For Amanda Hollis-Brusky, the 2008 Supreme Court decision about an individual’s right to own a gun is a story about the lawyers, activists and law students who laid the groundwork for a radical new interpretation of the Second Amendment. 

“For 150 years, courts interpreted that first part of the clause, the well-regulated militia, as limiting the scope of the right to keep and bear arms,” says Hollis-Brusky, associate professor of politics and author of Ideas with Consequences: The Federalist Society and the Conservative Counterrevolution. “Until the 1970s and 1980s, scholars who were for a robust Second Amendment were lamenting the fact that courts had limited the right and had accepted a lot of regulation because they were putting too much emphasis on the collective, the militia.” 

The District of Columbia vs. Heller, a case challenging Washington, D.C.’s strict handgun regulations, initiated what Hollis-Brusky describes as a two-step process necessary for the court to change a law. 

“The first thing you need is at least five justices who agree with you. It’s a necessary condition, but it’s not sufficient,” she says. “Those five justices need to have the legitimacy of outside legal scholarship that justifies their opinion.” 

The scaffolding for the 2008 case, says Hollis-Brusky, was provided by the Federalist Society, home to conservative and libertarian legal scholars. 

“Long before the Supreme Court embraced the individual rights view of the Second Amendment, the Federalist Society had created a robust academic network to support that idea,” she says. Hollis-Brusky is skeptical that the most recent interpretation of the Second Amendment is the last. 
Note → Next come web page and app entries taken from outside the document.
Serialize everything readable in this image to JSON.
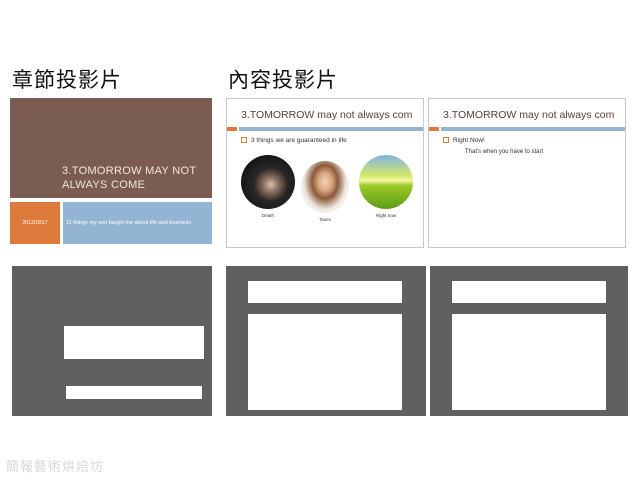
{
  "labels": {
    "section_slide": "章節投影片",
    "content_slide": "內容投影片"
  },
  "section_slide": {
    "title": "3.TOMORROW MAY NOT ALWAYS COME",
    "date": "2013/10/17",
    "subtitle": "11 things my son taught me about life and business",
    "colors": {
      "title_bg": "#7a5c52",
      "date_bg": "#df7a3d",
      "subtitle_bg": "#93b4d2"
    }
  },
  "content_slide_1": {
    "title_upper": "3.TOMORROW",
    "title_rest": " may not always com",
    "bullet": "3 things we are guaranteed in life",
    "pictures": [
      {
        "caption": "Death",
        "icon": "grieving-person-photo"
      },
      {
        "caption": "Taxes",
        "icon": "stressed-woman-photo"
      },
      {
        "caption": "Right now",
        "icon": "sunrise-field-photo"
      }
    ]
  },
  "content_slide_2": {
    "title_upper": "3.TOMORROW",
    "title_rest": " may not always com",
    "bullet": "Right Now!",
    "sub_bullet": "That's when you have to start"
  },
  "watermark": "簡報藝術烘焙坊"
}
“We talk about constitutional principles, but I think very few on the left or the right adhere so steadfastly to those principles,” says Hollis-Brusky. “The terms of the debate— ‘Are you an originalist or are you a living constitutionalist?’—have shifted. You still need to look to history, but how do you use that history and how do you take into account contemporary circumstances? Those are the big driving questions.”

In the classroom and in her work with students on research, Hollis-Brusky says she sees the next generation of activists. “There is less cynicism and more interest in being strategic in how they engage with the system. One of the things I like to tell them in the post-2016 world is that this is a time of great political possibility, for better or for worse. Things we never imagined would happen are now happening. You have to throw out all the rules about what we ought to expect, and that opens up a lot of possibilities for people who want to reimagine the way we are.”